One issue that is being hotly contested is that when a system moves from wideband to narrowband, the range of that system is degraded; I have seen as much as a 30% loss in coverage. From my own experience with putting narrowband systems on the air, I can attest to the fact that there is, in fact, a loss in coverage area. We recently added channels to a countywide fire system that already had channels deployed in wideband mode and we used the same sites and same equipment for the new narrowband channels. The result is that we have to add at least two new sites to equal the coverage we had using wideband. I have heard many different explanations for this, both for and against the loss of coverage, but in this case we were able to see and measure the differences.
There are many resources on the Internet to learn more about narrowbanding. One of the best ways to find these resources is to sign onto the Quality Mobile Communications site and click on Narrowband Alerts. Nick Ruark, who owns Quality Mobile, has for many years supported Land Mobile Radio and Public Safety communications with several Yahoo groups, the most popular being the Private Wireless Forum.
National Emergency Number Association (NENA), APCO, and many others are working with the Feds on next-generation 9-1-1. From what I have learned, this is not simply about upgrading current 9-1-1 systems, it includes broadband capabilities, the addition of text and MMS messaging, and added capabilities for Public Safety Answering Points (PSAPs). There is a lot of work being done in this area, and from my perspective, NG9-1-1 and Public Safety broadband systems together will bring the Public Safety community into the 21st century and provide many of the capabilities that have been available to consumer and business mobility customers for a number of years. There are still unresolved issues including how to handle Voice over IP calls, how to make sure that a text message sent for help will actually be delivered and verified, and one of the most important issues, how to keep Internet traffic that will be carrying these new forms of calls for help isolated and away from the NG9-1-1 and broadband network back-ends.
This is a busy time for Public Safety communications. There is a lot of work to be done, but from where I sit, it really looks as though Public Safety, for the first time, can end up with the broadband and narrowband networks it needs on a nationwide and fully interoperable basis, upgraded and better 9-1-1 services, and the tools to not only respond to calls from the public more quickly, but to do so in ways that will be safer for those responding. Information at the scene and about the scene is critical to Public Safety, as is having access to crime-solving tools at a crime scene.

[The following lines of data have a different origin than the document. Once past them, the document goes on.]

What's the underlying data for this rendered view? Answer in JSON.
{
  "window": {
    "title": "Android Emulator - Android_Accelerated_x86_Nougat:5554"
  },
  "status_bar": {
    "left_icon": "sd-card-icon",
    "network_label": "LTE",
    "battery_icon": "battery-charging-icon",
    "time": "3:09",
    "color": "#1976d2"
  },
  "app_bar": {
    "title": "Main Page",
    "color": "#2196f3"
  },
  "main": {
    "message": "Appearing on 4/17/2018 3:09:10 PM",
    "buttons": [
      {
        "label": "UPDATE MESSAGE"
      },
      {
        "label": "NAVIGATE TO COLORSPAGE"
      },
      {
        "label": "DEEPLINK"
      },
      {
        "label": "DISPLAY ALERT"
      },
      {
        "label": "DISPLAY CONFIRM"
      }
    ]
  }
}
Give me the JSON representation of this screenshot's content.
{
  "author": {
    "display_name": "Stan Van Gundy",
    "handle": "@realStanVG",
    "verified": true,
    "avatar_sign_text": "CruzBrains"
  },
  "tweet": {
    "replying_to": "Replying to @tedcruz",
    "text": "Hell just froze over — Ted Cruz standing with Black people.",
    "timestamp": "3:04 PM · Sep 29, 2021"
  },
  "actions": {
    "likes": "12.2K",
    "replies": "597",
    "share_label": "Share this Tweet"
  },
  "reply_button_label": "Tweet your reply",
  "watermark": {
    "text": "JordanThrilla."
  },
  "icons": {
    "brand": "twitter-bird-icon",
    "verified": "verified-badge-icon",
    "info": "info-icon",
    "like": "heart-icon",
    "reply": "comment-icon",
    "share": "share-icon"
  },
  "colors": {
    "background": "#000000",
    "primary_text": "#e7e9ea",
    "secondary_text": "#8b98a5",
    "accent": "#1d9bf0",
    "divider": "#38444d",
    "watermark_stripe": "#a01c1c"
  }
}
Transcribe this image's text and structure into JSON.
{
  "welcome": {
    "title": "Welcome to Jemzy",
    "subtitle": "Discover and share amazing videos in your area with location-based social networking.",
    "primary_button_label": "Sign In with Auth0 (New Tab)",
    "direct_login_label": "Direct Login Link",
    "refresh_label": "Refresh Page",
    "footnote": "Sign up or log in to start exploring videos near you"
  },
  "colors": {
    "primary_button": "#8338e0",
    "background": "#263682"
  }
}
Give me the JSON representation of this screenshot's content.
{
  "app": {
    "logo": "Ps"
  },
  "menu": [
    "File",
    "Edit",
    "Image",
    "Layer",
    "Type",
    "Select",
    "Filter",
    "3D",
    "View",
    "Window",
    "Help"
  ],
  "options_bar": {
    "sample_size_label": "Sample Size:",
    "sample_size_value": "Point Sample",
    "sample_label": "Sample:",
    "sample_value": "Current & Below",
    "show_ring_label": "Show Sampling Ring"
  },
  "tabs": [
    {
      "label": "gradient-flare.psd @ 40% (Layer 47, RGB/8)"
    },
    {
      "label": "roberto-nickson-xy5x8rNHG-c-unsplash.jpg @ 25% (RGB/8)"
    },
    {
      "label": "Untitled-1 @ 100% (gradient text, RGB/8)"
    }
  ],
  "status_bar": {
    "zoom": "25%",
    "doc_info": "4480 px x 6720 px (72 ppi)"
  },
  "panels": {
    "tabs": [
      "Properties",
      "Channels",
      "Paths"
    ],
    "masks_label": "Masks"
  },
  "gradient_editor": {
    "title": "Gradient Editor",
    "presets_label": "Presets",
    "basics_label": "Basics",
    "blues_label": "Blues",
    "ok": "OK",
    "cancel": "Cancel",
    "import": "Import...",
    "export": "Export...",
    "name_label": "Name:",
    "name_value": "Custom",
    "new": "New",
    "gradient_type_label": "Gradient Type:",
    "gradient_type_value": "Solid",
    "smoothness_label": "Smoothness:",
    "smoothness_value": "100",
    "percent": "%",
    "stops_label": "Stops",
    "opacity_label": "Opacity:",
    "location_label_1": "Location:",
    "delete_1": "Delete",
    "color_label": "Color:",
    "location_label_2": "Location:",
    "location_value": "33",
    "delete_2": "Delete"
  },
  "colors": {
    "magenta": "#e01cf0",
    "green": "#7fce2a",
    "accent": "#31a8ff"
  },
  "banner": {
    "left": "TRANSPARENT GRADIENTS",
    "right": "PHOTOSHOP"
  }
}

For the first time since I became involved with the Public Safety community in the late 1960s as both a first responder and with Public Safety communications, the Public Safety community has united to finally obtain the tools it needs. The Public Safety Alliance, APCO, NPSTC, IACP, IAFC, NSA, and others are working together on the issues surrounding wireless broadband and communications requirements for all of Public Safety. This has resulted in an awareness of Public Safety needs for many who hold the key to the future of Public Safety communications. There is a lot of hard work ahead in many of these areas, with a common goal to bring to Public Safety communications the same capabilities that are available to anyone with a smartphone. We cannot stop now. If anything, we need to redouble our efforts over the next year to make all of this a reality before we reach the tenth anniversary of 9/11.
Andrew M. Seybold